Your assignment -
Report all lines of the records that contain "Иван".

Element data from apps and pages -

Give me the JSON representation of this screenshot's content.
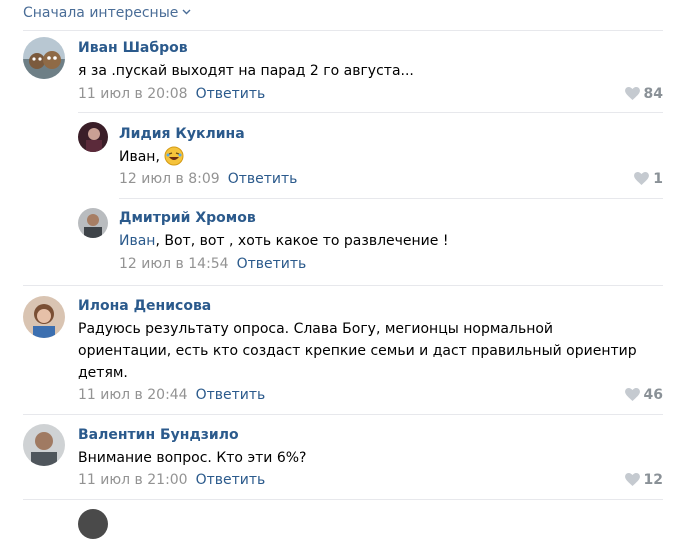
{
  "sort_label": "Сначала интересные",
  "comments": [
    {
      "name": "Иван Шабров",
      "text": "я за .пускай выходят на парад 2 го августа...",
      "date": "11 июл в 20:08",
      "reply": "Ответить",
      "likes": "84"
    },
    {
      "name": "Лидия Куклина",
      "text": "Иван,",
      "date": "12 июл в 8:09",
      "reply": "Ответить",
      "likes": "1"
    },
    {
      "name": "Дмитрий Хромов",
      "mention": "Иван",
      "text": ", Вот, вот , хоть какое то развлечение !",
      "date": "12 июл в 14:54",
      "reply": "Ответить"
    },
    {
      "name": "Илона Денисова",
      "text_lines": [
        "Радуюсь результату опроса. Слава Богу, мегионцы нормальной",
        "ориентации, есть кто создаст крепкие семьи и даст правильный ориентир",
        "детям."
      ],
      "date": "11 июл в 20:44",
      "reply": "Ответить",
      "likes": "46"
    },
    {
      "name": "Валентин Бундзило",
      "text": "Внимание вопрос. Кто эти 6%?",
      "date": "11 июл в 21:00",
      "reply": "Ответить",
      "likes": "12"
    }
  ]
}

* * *

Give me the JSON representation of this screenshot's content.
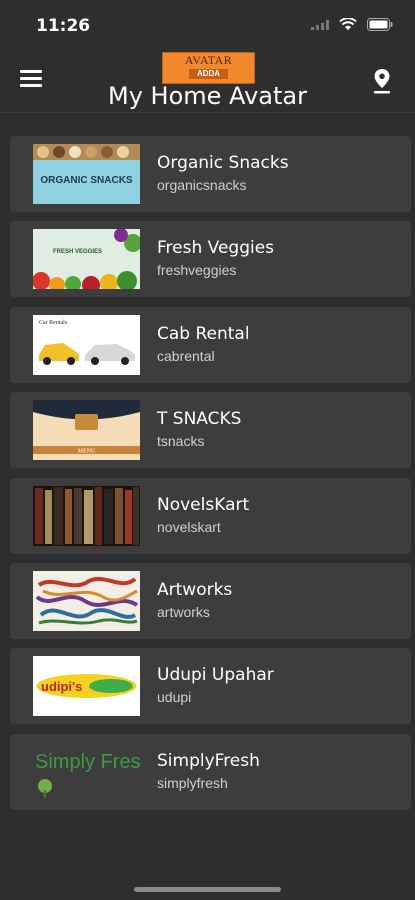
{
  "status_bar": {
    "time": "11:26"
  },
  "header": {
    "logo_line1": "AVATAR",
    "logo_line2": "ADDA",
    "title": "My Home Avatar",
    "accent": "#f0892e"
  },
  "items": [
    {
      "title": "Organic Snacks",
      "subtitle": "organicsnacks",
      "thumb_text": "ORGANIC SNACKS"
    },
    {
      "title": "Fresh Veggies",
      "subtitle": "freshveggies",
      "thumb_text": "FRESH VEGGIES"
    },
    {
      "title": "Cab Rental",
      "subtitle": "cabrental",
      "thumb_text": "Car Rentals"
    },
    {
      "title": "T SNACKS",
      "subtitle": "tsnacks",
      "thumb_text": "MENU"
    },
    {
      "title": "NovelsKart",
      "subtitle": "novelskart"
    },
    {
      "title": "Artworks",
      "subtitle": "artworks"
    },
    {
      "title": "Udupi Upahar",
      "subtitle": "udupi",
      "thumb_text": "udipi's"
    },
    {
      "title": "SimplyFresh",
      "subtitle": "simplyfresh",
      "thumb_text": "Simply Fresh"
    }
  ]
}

Task response -
      "name": "Иван Шабров",
      "text": "Иван,",
      "mention": "Иван",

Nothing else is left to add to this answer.